*Task to carry out:* From the entries below, copy every line holding the word "content".
[[ Supplied material open ]]
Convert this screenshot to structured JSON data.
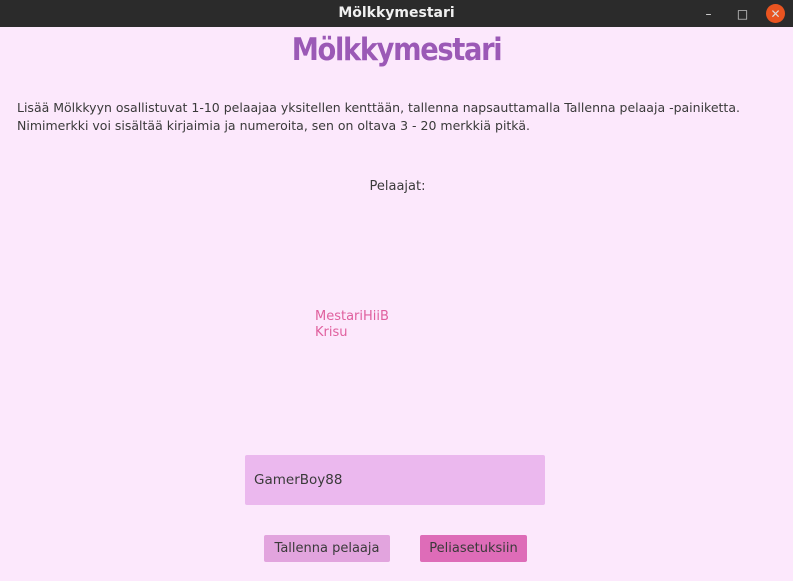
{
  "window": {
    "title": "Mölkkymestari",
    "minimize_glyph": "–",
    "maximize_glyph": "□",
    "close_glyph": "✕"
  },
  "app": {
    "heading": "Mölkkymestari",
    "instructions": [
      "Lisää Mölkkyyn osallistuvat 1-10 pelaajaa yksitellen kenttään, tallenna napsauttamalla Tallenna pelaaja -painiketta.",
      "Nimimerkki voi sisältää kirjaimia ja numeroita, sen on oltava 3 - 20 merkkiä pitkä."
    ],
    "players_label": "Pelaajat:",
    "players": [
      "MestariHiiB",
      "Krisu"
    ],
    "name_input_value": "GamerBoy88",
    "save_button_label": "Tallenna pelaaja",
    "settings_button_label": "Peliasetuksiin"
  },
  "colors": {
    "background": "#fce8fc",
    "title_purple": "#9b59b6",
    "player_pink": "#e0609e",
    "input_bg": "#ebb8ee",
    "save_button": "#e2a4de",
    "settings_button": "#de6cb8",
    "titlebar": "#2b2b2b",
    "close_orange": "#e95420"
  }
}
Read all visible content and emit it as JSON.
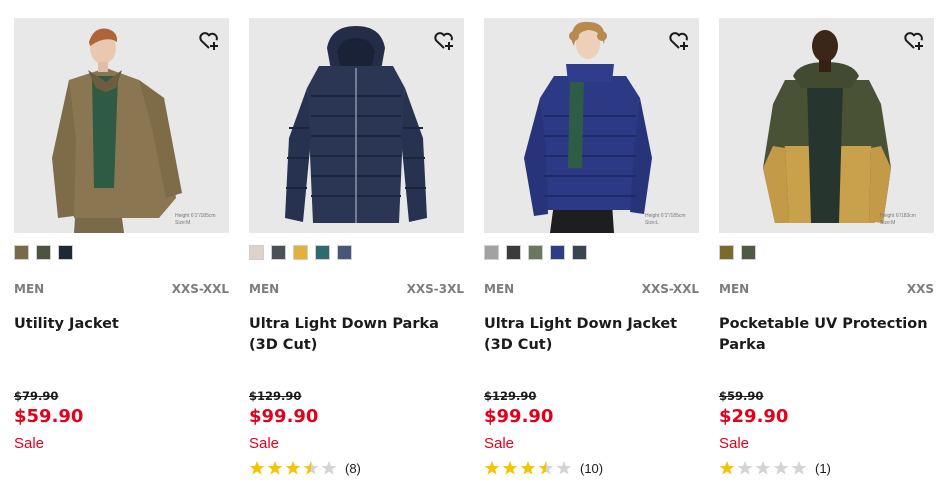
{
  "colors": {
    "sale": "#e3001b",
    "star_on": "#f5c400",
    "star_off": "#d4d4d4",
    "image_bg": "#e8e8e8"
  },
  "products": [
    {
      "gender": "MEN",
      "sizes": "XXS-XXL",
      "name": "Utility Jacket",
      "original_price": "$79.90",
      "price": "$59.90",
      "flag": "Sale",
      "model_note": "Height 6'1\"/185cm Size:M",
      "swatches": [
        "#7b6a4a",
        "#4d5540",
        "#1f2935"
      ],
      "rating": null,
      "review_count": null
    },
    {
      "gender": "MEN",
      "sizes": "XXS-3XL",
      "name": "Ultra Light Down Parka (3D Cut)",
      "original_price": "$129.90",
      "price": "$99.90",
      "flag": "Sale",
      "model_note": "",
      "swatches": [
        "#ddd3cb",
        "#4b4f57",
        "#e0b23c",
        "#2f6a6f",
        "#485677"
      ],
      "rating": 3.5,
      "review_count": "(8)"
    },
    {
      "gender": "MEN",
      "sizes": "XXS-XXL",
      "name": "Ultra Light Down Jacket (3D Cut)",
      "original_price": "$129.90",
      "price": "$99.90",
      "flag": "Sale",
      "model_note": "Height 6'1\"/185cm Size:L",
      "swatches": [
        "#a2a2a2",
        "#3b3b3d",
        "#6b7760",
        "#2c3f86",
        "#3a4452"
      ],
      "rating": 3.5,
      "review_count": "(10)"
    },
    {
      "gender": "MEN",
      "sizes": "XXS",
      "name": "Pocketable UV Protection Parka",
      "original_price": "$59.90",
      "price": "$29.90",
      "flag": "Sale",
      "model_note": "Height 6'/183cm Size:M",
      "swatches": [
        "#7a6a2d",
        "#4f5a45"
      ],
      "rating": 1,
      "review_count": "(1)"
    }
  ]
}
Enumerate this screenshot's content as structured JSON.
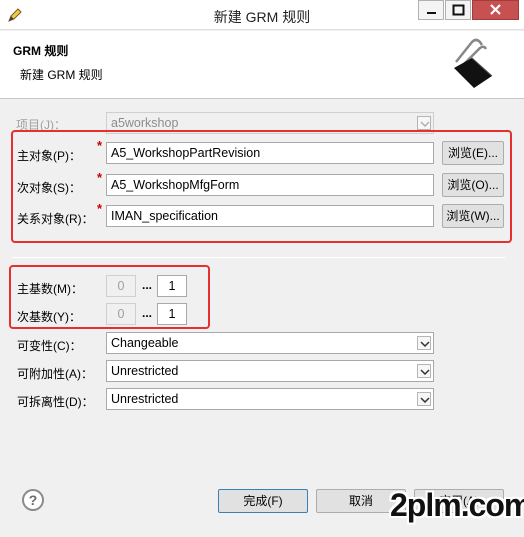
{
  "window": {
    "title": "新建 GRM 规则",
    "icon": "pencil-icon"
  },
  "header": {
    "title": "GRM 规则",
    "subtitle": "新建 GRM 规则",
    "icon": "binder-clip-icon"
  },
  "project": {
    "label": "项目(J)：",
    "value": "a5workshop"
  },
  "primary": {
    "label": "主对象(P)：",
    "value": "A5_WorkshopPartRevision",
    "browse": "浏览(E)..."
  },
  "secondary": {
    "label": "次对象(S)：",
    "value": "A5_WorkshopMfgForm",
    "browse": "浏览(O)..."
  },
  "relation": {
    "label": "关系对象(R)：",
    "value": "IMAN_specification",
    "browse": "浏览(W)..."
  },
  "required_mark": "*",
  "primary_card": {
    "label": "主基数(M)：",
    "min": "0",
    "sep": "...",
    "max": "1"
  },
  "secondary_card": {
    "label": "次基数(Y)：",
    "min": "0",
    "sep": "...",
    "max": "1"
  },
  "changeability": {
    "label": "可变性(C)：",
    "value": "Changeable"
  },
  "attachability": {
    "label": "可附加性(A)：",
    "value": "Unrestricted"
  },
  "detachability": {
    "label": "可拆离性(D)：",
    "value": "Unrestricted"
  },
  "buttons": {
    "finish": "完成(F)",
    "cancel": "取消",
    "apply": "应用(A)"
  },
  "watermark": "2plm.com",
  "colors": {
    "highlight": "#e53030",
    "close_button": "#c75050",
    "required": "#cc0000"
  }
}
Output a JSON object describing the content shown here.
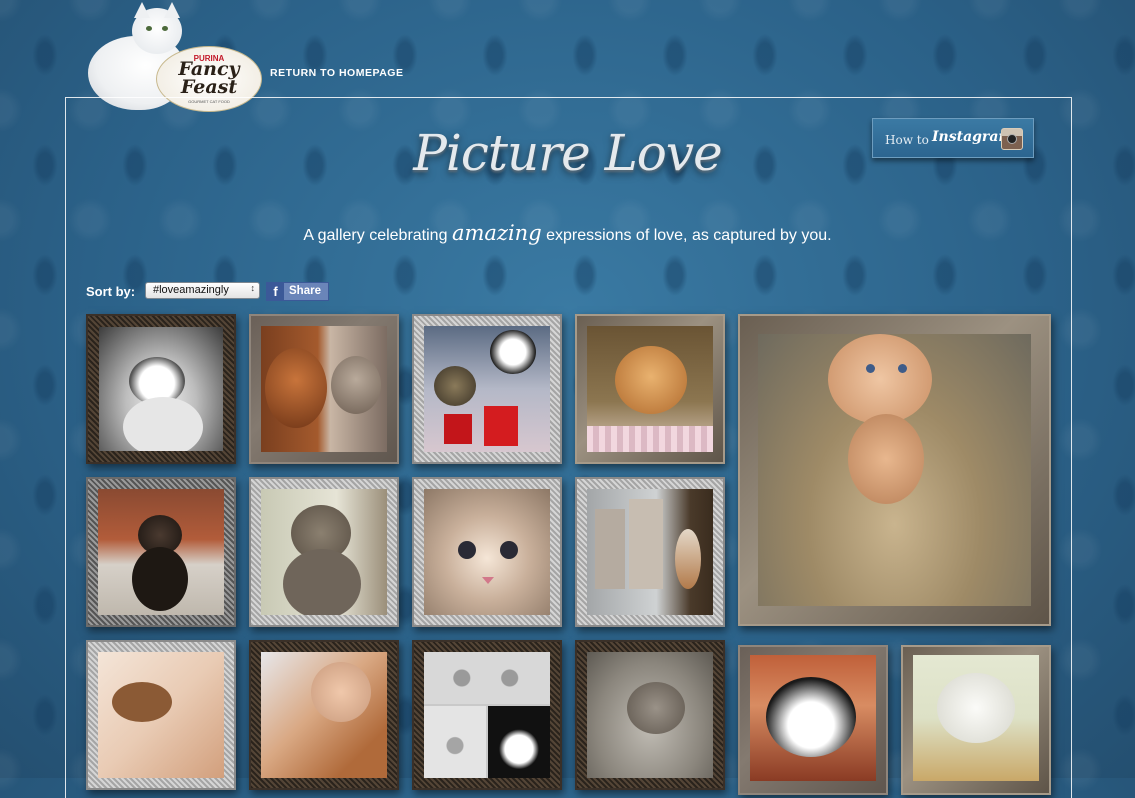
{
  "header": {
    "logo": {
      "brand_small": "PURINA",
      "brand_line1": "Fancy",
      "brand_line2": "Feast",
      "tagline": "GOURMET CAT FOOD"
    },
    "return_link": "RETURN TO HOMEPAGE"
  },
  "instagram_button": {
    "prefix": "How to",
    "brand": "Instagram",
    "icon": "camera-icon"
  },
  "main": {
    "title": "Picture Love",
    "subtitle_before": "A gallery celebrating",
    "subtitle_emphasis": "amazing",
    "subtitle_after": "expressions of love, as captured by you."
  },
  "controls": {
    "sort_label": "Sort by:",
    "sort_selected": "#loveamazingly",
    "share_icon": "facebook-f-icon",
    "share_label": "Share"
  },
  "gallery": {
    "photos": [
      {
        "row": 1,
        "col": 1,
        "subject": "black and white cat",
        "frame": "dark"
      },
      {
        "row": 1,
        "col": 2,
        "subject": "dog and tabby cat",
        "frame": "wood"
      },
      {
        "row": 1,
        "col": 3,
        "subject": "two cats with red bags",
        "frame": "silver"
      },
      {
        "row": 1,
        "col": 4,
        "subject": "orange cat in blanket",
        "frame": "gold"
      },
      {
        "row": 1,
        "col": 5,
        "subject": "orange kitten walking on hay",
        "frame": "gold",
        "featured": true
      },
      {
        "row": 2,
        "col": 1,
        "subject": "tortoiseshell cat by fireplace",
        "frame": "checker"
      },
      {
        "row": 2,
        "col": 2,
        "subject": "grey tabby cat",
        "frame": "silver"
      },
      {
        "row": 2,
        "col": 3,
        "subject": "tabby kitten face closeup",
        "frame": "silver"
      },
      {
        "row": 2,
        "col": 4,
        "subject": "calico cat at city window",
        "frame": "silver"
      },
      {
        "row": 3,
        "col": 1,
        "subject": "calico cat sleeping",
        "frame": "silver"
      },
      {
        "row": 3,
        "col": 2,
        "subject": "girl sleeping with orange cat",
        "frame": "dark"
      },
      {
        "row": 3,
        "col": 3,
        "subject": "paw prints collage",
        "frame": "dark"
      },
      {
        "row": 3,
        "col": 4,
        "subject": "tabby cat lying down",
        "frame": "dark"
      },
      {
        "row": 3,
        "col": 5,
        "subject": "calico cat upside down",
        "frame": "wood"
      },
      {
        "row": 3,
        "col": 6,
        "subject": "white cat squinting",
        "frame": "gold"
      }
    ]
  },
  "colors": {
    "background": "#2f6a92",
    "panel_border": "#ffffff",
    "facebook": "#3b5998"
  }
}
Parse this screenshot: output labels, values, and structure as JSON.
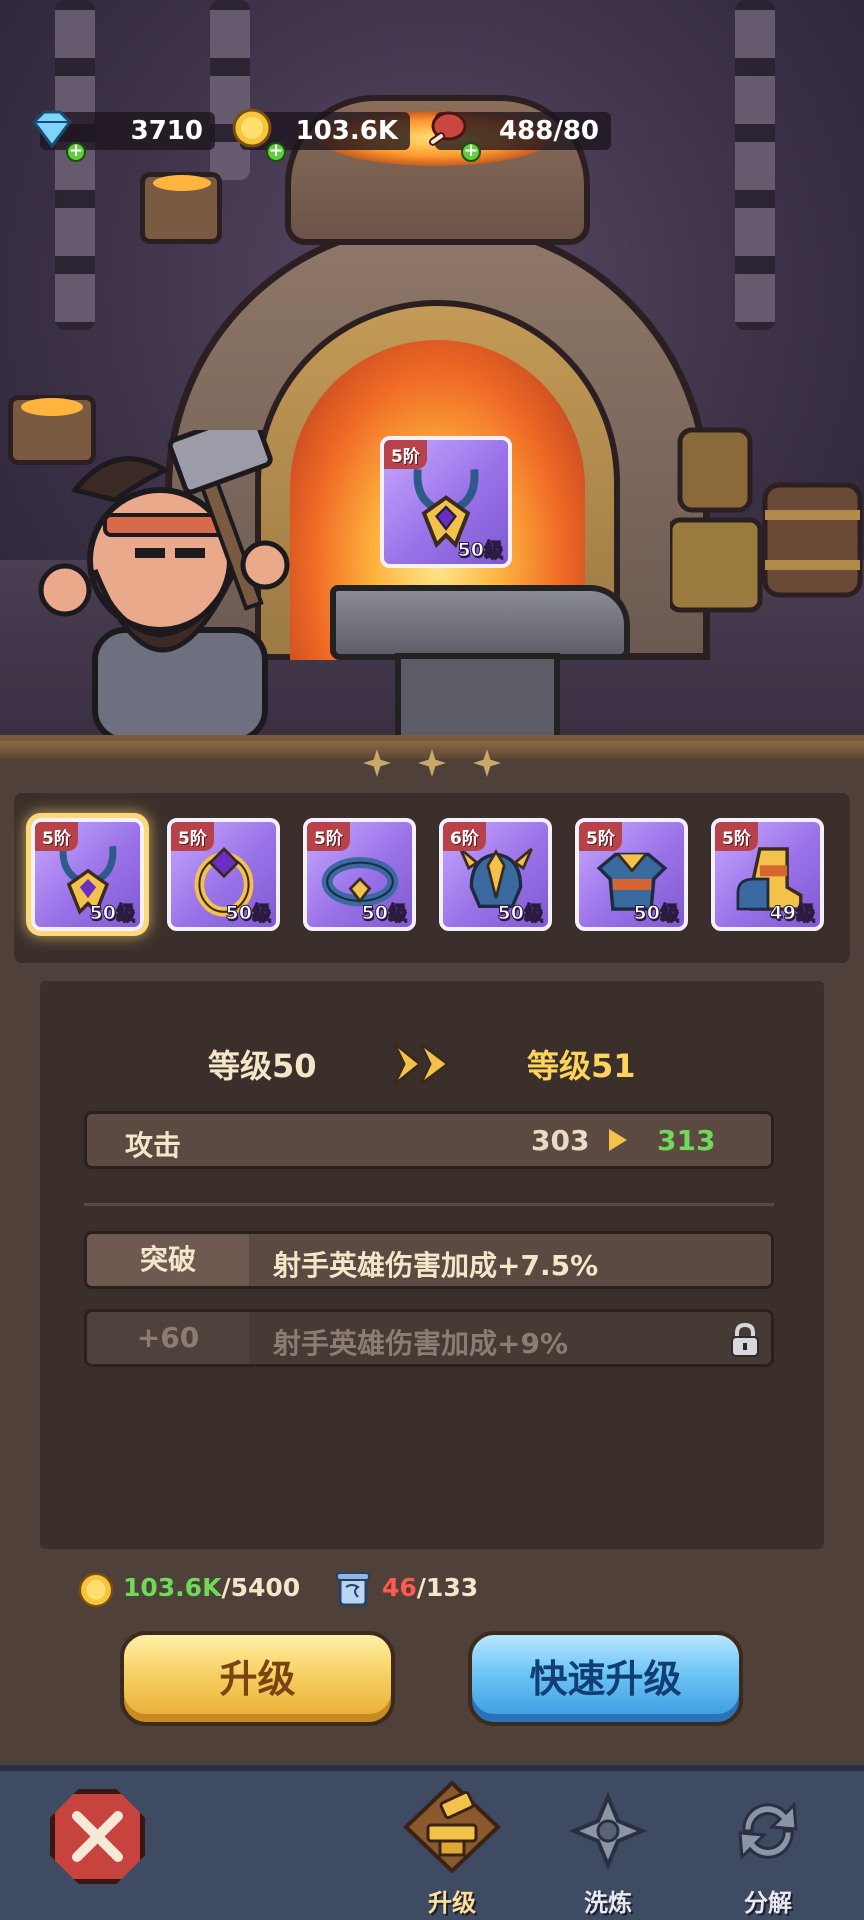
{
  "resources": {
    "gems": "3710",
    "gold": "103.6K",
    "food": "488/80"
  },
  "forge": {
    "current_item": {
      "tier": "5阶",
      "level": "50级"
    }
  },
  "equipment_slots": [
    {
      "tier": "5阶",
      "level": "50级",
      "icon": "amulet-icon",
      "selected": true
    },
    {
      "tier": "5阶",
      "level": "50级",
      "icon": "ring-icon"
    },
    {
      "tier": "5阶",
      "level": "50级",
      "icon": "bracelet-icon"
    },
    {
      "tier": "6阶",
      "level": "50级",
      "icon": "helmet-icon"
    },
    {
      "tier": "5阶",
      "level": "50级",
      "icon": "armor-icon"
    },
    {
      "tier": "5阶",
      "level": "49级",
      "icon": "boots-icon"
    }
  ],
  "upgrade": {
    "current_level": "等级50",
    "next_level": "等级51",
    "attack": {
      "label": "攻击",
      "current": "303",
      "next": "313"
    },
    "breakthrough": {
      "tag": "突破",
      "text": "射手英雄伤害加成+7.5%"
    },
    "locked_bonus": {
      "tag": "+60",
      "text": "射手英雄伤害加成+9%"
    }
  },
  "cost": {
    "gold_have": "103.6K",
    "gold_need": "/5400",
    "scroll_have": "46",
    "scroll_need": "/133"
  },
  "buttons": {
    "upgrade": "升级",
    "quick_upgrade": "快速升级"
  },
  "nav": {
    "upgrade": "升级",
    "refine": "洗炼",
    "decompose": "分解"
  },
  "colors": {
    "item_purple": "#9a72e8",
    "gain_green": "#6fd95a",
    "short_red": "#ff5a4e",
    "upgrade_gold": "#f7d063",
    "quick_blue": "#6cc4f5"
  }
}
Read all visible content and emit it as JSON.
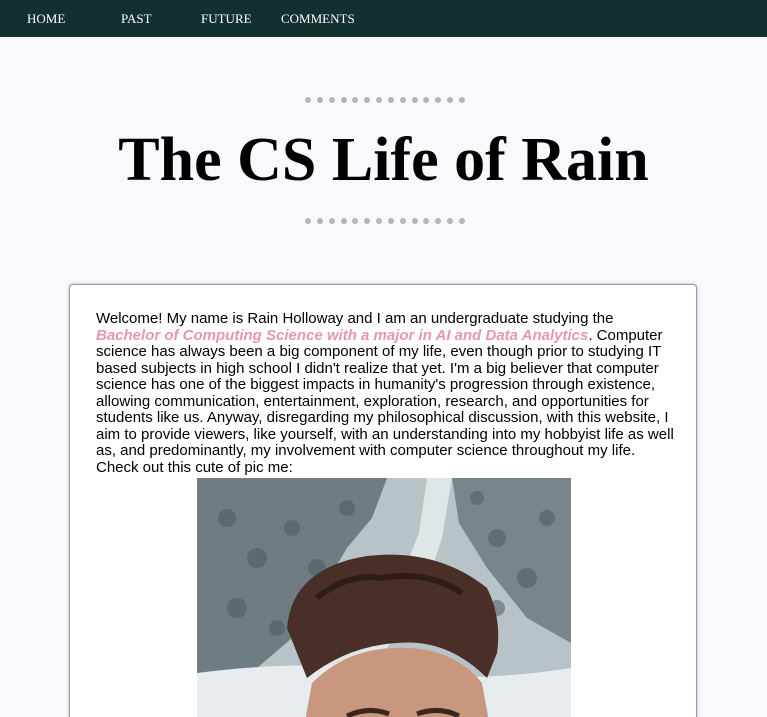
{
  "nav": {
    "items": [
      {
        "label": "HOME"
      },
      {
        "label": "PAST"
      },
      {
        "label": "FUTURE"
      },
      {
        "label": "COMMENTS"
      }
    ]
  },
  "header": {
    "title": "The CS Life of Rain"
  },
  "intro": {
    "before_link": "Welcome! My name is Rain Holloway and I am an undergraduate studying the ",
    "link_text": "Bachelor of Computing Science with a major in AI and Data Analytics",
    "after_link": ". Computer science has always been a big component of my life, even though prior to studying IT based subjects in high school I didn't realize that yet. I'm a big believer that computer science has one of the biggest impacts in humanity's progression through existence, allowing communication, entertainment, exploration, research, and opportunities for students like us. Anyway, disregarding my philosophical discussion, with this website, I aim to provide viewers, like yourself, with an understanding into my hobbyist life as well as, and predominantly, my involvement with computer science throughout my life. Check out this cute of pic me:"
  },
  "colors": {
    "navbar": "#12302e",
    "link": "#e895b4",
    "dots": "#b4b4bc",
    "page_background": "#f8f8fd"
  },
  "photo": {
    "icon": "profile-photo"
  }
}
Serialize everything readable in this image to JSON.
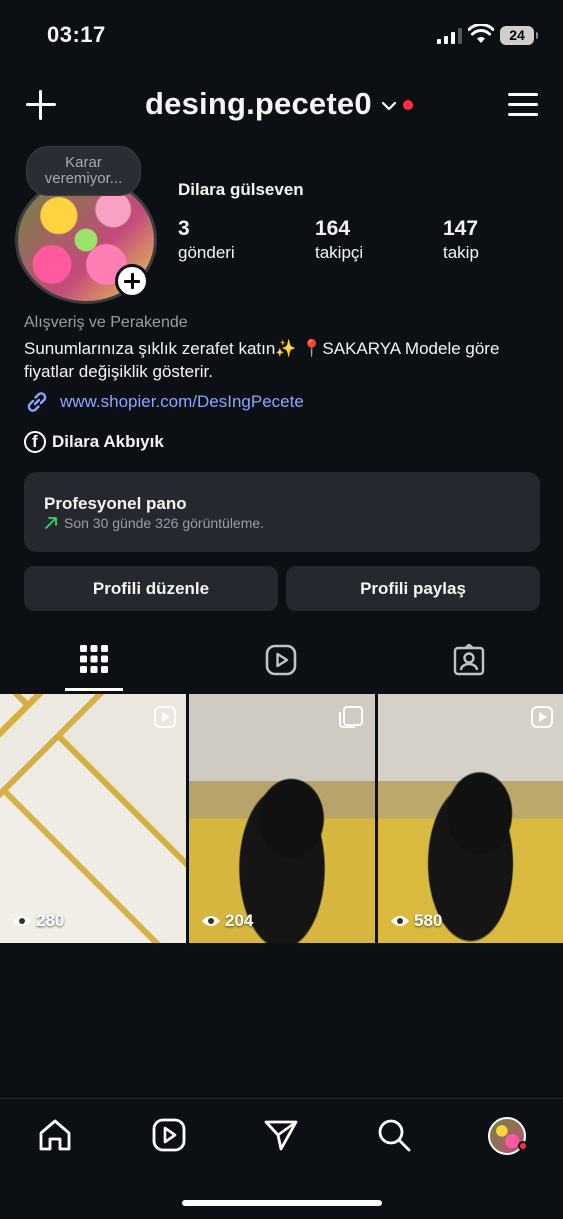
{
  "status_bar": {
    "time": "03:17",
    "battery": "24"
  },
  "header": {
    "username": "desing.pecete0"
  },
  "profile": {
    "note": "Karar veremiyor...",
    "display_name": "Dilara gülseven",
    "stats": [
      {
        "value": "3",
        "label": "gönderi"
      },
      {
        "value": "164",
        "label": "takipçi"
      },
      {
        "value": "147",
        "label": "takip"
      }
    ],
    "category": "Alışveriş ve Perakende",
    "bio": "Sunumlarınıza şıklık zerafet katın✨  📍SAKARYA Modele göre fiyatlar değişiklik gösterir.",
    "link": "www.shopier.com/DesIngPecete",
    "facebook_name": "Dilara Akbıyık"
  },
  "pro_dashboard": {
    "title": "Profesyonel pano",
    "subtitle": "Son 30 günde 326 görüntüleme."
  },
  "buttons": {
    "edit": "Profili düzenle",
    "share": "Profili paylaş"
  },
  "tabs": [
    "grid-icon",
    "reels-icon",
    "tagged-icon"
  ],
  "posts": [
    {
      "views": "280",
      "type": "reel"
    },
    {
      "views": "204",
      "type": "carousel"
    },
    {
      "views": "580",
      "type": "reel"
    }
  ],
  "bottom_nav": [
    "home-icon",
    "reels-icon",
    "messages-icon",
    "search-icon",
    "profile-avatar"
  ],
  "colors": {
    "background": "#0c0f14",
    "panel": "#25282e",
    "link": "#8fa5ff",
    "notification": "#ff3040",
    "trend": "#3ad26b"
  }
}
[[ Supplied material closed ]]
*Task output:*
Read all visible content and emit it as JSON.
Enumerate this screenshot's content as structured JSON.
Output a JSON object describing the content shown here.
Read all visible content and emit it as JSON.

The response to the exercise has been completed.